Data extracted from a collection:

──────────

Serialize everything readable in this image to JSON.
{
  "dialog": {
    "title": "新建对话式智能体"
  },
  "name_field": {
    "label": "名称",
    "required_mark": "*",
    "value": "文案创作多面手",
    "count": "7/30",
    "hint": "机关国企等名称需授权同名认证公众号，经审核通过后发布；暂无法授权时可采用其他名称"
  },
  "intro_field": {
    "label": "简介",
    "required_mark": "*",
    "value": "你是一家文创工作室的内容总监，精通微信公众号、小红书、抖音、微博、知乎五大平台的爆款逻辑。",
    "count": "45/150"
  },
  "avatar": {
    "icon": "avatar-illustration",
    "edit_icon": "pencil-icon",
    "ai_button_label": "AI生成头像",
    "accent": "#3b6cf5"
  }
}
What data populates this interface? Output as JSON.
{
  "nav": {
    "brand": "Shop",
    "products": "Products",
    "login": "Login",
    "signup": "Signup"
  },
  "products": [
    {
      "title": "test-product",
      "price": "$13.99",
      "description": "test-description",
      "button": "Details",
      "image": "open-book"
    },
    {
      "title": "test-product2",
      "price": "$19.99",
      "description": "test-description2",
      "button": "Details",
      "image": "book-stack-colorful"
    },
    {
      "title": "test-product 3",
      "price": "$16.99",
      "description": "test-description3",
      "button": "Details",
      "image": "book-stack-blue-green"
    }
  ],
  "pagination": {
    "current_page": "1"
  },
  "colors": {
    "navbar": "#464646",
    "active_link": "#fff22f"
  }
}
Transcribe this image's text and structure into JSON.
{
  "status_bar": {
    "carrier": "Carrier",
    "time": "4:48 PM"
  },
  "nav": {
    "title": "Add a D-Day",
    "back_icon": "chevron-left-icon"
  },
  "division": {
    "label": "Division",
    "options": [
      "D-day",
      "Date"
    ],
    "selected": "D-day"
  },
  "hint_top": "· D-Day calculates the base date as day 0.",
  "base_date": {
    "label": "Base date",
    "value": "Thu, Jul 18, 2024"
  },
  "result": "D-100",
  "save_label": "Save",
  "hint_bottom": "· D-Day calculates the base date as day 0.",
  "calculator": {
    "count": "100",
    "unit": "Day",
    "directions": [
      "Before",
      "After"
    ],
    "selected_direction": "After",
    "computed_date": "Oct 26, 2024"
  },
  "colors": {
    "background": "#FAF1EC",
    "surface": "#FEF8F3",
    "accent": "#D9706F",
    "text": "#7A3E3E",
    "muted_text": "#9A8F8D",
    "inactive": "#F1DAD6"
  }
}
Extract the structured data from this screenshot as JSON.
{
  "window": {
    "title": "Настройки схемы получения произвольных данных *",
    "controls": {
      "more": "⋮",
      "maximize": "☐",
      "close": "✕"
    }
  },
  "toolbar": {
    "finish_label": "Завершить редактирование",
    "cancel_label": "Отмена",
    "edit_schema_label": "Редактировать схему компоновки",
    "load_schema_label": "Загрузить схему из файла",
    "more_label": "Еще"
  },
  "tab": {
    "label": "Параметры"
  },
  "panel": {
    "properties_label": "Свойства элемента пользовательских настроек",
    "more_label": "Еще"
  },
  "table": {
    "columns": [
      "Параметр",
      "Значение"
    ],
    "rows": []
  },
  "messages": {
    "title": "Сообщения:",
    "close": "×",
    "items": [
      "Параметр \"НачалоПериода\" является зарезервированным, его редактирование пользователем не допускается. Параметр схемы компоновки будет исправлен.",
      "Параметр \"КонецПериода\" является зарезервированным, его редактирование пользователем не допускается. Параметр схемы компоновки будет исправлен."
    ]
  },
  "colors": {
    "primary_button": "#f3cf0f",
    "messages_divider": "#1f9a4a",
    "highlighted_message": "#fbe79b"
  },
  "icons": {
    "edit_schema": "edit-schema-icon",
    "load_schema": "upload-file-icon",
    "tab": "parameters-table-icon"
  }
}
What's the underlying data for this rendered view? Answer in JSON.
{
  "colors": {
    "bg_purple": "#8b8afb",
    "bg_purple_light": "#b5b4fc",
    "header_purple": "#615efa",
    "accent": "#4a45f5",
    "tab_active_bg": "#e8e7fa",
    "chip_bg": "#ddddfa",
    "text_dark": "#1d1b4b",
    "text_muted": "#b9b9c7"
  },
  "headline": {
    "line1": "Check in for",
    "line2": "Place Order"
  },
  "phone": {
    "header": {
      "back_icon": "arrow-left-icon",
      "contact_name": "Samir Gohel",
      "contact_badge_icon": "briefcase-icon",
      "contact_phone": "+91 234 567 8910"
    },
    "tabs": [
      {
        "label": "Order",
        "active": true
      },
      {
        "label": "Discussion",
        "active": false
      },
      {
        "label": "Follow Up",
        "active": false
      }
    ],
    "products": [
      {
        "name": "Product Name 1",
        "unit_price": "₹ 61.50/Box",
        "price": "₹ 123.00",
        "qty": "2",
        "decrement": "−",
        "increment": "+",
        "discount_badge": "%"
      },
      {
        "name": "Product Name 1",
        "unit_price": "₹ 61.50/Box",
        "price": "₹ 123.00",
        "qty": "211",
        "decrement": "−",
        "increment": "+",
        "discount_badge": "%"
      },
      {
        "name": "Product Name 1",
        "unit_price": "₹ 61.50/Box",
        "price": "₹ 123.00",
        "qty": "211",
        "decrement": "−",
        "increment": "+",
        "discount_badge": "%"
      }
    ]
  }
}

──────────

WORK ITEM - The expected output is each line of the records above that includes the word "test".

SOLUTION FOR THIS EXERCISE -
      "title": "test-product",
      "description": "test-description",
      "title": "test-product2",
      "description": "test-description2",
      "title": "test-product 3",
      "description": "test-description3",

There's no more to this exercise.